i Clivi's two vineyards are only a few kilometers away from each other but fall into two different denomination of origin DOC and also in two separate provinces: one in the Collio DOC, province of Gorizia, and one in the Colli Orientali del Friuli DOC, province of Udine. These two vineyards are named by their toponyms, respectively Brazan and Galea. Rooted on two pieces of land whose geological composition shows almost imperceptible differences, the different microclimates, mainly due to the winds coming from the sea hitting Mount Quarin in Brazzano Cormons and descending from the Julian Prealps lapping the hills of Gramogliano in Corno di Rosazzo, is the determining factor in the differences of personality perceivable in the wines.

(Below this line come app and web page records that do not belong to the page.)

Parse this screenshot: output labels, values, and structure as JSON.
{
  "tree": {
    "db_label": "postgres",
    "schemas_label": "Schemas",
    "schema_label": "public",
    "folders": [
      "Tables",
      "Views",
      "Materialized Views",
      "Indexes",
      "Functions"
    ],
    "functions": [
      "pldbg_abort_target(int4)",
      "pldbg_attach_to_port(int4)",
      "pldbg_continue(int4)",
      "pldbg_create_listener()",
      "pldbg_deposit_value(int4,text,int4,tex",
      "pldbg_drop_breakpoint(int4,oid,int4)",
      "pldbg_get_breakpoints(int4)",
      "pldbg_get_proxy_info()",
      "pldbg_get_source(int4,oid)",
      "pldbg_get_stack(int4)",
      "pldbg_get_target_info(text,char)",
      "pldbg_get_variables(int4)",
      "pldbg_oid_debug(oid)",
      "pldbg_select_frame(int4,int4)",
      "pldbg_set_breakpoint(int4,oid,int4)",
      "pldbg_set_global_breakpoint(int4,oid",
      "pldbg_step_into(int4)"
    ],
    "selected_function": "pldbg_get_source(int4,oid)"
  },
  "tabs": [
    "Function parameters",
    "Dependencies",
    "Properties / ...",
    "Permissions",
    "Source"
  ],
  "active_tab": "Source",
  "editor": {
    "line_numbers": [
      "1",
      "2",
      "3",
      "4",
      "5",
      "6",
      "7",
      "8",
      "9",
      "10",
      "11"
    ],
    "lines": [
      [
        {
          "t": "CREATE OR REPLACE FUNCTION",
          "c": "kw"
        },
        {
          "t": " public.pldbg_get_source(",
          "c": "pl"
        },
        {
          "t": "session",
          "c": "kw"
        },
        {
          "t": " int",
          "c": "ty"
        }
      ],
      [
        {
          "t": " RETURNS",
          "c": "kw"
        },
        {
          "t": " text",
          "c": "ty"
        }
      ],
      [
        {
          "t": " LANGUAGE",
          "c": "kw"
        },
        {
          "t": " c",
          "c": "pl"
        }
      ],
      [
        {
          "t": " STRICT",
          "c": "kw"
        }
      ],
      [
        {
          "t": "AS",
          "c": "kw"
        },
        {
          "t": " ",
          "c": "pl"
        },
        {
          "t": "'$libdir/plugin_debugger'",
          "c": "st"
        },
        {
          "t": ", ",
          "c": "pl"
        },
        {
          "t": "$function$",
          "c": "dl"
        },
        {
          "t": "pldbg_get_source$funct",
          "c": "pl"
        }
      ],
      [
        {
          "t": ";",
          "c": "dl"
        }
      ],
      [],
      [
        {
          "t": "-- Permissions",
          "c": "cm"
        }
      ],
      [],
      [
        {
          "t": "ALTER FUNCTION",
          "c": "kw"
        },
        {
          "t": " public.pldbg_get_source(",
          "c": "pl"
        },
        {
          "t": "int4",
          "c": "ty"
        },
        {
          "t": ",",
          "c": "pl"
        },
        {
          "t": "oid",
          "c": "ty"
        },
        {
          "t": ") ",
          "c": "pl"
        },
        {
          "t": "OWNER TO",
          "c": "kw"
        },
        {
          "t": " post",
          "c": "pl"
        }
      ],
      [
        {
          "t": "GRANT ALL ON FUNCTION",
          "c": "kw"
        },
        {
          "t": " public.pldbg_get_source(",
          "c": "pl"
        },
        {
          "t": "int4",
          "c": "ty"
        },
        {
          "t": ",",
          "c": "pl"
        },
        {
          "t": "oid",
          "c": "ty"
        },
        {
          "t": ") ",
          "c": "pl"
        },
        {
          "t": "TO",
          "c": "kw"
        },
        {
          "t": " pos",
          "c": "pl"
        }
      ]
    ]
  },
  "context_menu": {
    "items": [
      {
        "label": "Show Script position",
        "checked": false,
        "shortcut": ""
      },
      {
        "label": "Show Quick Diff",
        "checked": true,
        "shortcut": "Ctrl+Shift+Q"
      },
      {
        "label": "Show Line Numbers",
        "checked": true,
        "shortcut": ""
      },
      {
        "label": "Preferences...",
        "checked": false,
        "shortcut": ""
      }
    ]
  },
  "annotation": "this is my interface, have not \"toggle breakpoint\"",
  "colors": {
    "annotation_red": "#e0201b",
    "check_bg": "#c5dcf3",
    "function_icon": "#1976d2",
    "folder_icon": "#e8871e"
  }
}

Mario uses every good measure to not over intervene or manipulate anything, but to make clean, transparent and well-crafted wines. The yields are kept low and harvested by hand. He uses only the first pressing of the grapes. The fermentation is allowed to happen spontaneously. None of the whites are macerated with the skins (these are clean Fruili wines). The wine is raised in steel tank with extended time on the fine lees. The sum of all these parts is wine of delicacy and depth. Are the two things mutually exclusive? A resounding and delicious no! As Mario puts it: "Some would say that our wines are made by subtraction, and perhaps yes, we like to give a more light and crisp character to what we produce … 'Less is more.'"
"I Clivi tends to twelve hectares of mostly native varieties (Merlot being the only exception) within the Colli Orientali and Collio regions of Friuli. While spanning two separate growing zones, these old vines (between 60 to 90 years old) lay only a few kilometers from each other, with similar exposures and both locations averaging around 150 meters above sea level. The soils are also similar, a marl and sandstone mix of marine origin; and yet due to the small intricate differences found throughout, as well as the push and pull of cold winds from the north and warming currents from the sea, the expressions are quite different. However, proprietor Mario Zanusso, who looks to communicate each of these unique locations separately and to their fullest, wouldn’t want it any other way. His style is achieved through a purely natural, certified organic, yet truly hands-off approach in the vineyards, as well as a gentle and transparent vinification in the cellars. Only free-run juice is used in the production of the white wines, which undergo spontaneous fermentation prior to being refined in stainless steel, sur lie for anywhere between six to eighteen months, depending on the vintage. In the end, these are some of the purest expressions of varietal that I’ve encountered from the region, yet the truth is that it can take some time for the wines of I Clivi to really show the rocky, mineral-intense character that really makes them shine. This can be witnessed through my recent tasting of the 2015 Friulano Galea, a wine that is just coming into its own."
"Located in the western tip of Colli Orientali (province of Udine), the estate also farms vineyards in Collio (province of Gorizia). The property is characterized by a wealth of old vines, even up to ninety years of age. Owners Ferdinando and Mario Zanusso produce about 50,000 bottles a year from their 12 hectares of what are some of FVG’s purest, most age-worthy and mineral wines. Production here is made from mostly native wine grapes (Ribolla Gialla, Tocai Friulano, Malvasia Istriana, and Verduzzo Friulano), the only international variety farmed is Merlot, which is considered traditional to the region. As good as the Malvasia and Friulano cru wines are (and they are truly exceptional, ranking with Italy’s best white wines), don’t miss out on the also outstanding Verduzzo, for my money the best classically dry Verduzzo made in Italy."